Working with members and balancing the different goals and expectations each may hold takes exceptional leadership skills. By its nature, PTO is inclusive. Everyone is welcome. This sentiment is aligned with my values and I believe inclusivity should be celebrated. But that doesn’t make it less challenging when individuals have different goals and expectations.
Workplace-Like Challenges in a Voluntary Position
Many of the tasks I performed can be transferable to the workplace. However, voluntary elected positions are taken with a different level of severity and commitment than the workplace. Volunteers include a diverse group of personalities and experiences, ranging from novice to veteran all coming together to work for a common cause. I have been both a novice and a veteran in the different roles of PTO service. Also, note the irony that one can be both a novice and a veteran at the same time!
Working together with people I don’t know to do BIG things I have never done before. This pretty much sums up my experience on the PTO board. Sometimes I’m impressed with what we have accomplished and what I have learned. But the truth is, it was daunting. The truth is I felt vulnerable. Vulnerability can feel exciting and pretty scary. It is uncomfortable. People will do a lot of antisocial things to avoid feeling vulnerable. I have come to understand that any difficulties I experienced weren’t caused by personal judgments, but more likely about an inability to cope with vulnerability.
Getting to this level of understanding has taken a lot of internal work on my part. I have felt so many emotions. I’ve been frustrated, overwhelmed, insecure, and desperate for approval. I’ve had my feelings hurt, embarrassed, and I’ve been humbled. It has been over a year since I served on the PTO board. Why was this so hard for me? That was an embarrassing thought too.
Self-Care and Self-Soothe
The solution has been self-care and mindfulness.
- Self-care for me was about recognizing my limitations and set healthy boundaries. Setting boundaries was hard for me and I had to treat it like a muscle. The more I flexed it, the stronger the skill became.
- Mindfulness is a topic I have been interested in for a long time. For years, I have intermittently practiced the skill and read books. The game changer for me was that over this winter I took an 8-week Mindfulness Course at Clarity Clinic NWI. It was truly transformational. I learned how to be in the present moment. I became aware of some of my unhealthy mental habits that did not serve me, such as rehashing and rehearsing. It made me question my thoughts and create space from them. The goal is to pick and choose the thoughts that serve me and let go of the others.

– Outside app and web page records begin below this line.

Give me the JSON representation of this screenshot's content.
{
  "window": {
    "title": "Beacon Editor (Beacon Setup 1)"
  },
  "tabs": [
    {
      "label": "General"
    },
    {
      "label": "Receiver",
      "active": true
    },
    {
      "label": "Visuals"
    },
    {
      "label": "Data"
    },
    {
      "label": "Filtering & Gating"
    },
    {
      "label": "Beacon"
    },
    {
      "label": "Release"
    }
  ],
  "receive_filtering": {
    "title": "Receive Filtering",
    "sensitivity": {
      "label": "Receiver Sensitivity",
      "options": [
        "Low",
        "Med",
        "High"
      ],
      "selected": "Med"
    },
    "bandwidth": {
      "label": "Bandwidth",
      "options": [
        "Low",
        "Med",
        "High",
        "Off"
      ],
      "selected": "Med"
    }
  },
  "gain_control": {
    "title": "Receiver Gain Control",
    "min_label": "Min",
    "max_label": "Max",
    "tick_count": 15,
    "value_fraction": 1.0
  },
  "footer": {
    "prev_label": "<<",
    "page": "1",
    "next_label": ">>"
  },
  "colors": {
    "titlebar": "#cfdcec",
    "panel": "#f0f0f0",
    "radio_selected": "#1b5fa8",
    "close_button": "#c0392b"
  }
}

I still volunteer at school. And now I can bring my best self, which will always be a work in progress.
Liz Rotatori, Office Manager
Clarity Clinic NWI